Every month, 12 per cent of your basic pay is deducted from your pay cheque and parked with the Employees’ Provident Fund Organisation which is tasked with building your retirement kitty.
But with the recent furore about EPFO investing in the stock market, questions are pouring in about how the provident fund manages its contributions.
Well, India’s largest retirement fund manager doesn’t disclose its portfolio or investment strategies regularly. But we sifted through its archives and responses to Parliament questions to answer these FAQs.
How does the EPFO manage the money contributed by subscribers?
The money contributed by active EPFO subscribers goes into a common pool and is invested based on guidelines formulated by the Central Government. The Central Board of Trustees of the EPFO selects the fund managers and monitors their adherence to these rules.
According to the recent disclosure to Parliament, the EPF’s ₹3.6 lakh crore corpus (the provident fund alone and does not include the pension fund) was invested to the extent of ₹1.74 lakh crore in Central and State Government securities and Government-guaranteed securities; ₹52,845 crore in the special deposit scheme of the government; and ₹1,31,691 crore in corporate bonds (both public sector and private sector) as on December 31 2014.
The government’s approved investment pattern for the EPFO requires that up to 55 per cent of the corpus be parked in government securities or State/Central Government-guaranteed bonds. Five per cent within this limit may be invested in gilt mutual funds.
Another 40 per cent of its corpus is to be earmarked for term deposits in banks or corporate bonds, of which 75 per cent has to be rated investment grade. The remaining 5 per cent of the corpus may be parked in money market mutual funds.

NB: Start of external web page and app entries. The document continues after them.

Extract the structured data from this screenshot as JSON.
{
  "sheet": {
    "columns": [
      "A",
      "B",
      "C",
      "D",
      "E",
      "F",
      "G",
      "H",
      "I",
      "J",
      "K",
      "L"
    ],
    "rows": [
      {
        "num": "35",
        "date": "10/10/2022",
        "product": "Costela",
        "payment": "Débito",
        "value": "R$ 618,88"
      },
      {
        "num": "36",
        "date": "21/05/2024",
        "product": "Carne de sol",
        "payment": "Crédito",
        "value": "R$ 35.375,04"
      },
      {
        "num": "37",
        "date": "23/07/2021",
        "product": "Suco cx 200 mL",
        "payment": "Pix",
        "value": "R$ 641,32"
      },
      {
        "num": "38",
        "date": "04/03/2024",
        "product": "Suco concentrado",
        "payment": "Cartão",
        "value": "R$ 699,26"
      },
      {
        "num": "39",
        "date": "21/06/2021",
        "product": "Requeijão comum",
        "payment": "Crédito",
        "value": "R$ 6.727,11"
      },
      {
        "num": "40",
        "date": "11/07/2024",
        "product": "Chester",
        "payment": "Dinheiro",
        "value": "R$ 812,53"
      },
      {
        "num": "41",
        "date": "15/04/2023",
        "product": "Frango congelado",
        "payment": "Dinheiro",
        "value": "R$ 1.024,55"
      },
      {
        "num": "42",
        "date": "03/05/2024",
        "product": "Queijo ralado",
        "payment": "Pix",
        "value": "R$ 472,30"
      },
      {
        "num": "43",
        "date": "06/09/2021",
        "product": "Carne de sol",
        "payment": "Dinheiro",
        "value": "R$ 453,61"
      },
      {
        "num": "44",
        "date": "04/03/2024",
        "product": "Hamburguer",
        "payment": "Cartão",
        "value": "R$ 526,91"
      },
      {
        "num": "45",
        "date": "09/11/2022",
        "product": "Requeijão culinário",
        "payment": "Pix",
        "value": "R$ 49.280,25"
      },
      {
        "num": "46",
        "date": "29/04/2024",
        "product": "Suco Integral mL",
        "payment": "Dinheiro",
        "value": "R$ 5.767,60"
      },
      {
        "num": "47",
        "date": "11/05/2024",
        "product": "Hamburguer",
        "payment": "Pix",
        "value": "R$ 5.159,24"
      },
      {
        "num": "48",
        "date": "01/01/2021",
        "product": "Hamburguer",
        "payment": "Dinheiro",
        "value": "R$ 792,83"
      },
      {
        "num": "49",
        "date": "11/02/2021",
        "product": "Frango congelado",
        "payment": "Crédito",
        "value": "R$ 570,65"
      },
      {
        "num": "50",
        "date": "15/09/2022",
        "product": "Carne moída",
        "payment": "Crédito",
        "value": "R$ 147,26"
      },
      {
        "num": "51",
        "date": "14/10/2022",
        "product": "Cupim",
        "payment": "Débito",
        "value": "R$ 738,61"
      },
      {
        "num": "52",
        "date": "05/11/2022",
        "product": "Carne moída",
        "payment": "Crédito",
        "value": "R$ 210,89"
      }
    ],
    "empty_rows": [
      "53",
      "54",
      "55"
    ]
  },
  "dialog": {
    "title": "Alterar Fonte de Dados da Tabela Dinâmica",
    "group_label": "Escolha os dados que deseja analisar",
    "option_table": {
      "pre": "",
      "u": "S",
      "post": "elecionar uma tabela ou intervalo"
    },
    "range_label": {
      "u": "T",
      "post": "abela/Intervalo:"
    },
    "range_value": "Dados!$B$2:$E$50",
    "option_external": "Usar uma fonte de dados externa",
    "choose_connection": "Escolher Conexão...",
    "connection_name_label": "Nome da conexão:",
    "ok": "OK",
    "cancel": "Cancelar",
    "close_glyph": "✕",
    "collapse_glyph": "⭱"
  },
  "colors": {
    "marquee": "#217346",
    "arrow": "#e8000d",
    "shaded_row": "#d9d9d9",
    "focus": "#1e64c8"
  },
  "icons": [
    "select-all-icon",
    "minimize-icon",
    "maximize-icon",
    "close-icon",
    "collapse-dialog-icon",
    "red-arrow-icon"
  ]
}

A recent amendment requires the EPFO to park a minimum of 5 per cent and a maximum of 15 per cent in stocks or equity-linked mutual funds. All these investments are managed on a buy and hold basis, without any active trading on market movements.
How does the EPF select stocks?
No stock selection is involved. Though the mandated investment rules allow the scheme to invest in any listed stock on which derivatives are available, the EPFO’s current equity investments are being made only through exchange-traded funds.
This year, the scheme plans to invest 25 per cent of the allocated ₹5,000 crore in SBI Mutual Fund’s Sensex Exchange Traded Fund and 75 per cent in SBI Mutual Fund’s Nifty Exchange Traded Fund. SBI Mutual Fund will charge 7 basis points (7 paise for every ₹100 managed) as fees for managing the EPF money, of which 5 basis points will go to the fund and 2 basis points towards investor education initiatives.
Do I face higher risk to my capital, now that it has begun to invest in equities?
No. The EPFO is taking real baby steps with its stock market investments.
The equity ceiling of 15 per cent exists only in theory. For the current year 2015-16, the sum invested in equities will be capped at ₹5,000 crore.
This is 5 per cent of the incremental inflows of ₹1 lakh crore that the EPFO expects to receive from subscribers this year. At last count, the EPFO managed a total portfolio of ₹6.5 lakh crore (under the PF and pension schemes). The equity investments, even if they hit the limit of ₹5,000 crore, will amount to just 0.7 per cent of this portfolio.
So, for every ₹100 of subscriber money that is already in the EPF, only 70 paise is being deployed in equities.
Even if this becomes zero (which is highly unlikely) ₹99.3 of every ₹100 you invested will still remain safe in gilt and bond investments.
But on the flip side, if the money doubles, don’t expect it to generate a big kicker to your returns this year.
Who manages the other 99.3 per cent?
The EPFO’s debt investments are managed by SBI and four other private sector fund managers. The trustees allocate the EPF kitty between these fund managers and monitor that the money is managed according to the investment pattern.
While SBI has been a portfolio manager for the EPFO from 1995, the four other private sector fund managers were inducted eight years ago to improve fund management. At present, ICICI Securities Primary Dealership, Reliance AMC, HSBC AMC and UTI AMC are the private sector managers.
How are they selected?
They are selected through a bidding process, once every three years. The current managers have just been appointed for the period from 2015 to 2018. The EPFO selects the managers based on their ability to bid the lowest fee for managing the EPF kitty entrusted to them.
How are EPFO returns earned? Why don’t they move with inflation or interest rates?
The EPFO ‘declares’ the annual interest paid out to subscribers each year. This interest is decided based on the surplus of its income over expenses.
The fund earns income from the interest on government deposits, gilts, corporate bonds and the other securities it holds in its portfolio.
It incurs costs on subscriber payouts and expenses. In the last four years, the fund has been unable to declare more than 8.75 per cent a year.
While EPF returns depend on the fund’s annual income, the Employees Pension Scheme has been running a deficit for several years. According to a recent valuation report, by end of 2013-14, the pension scheme faced a deficit of ₹7,800 crore.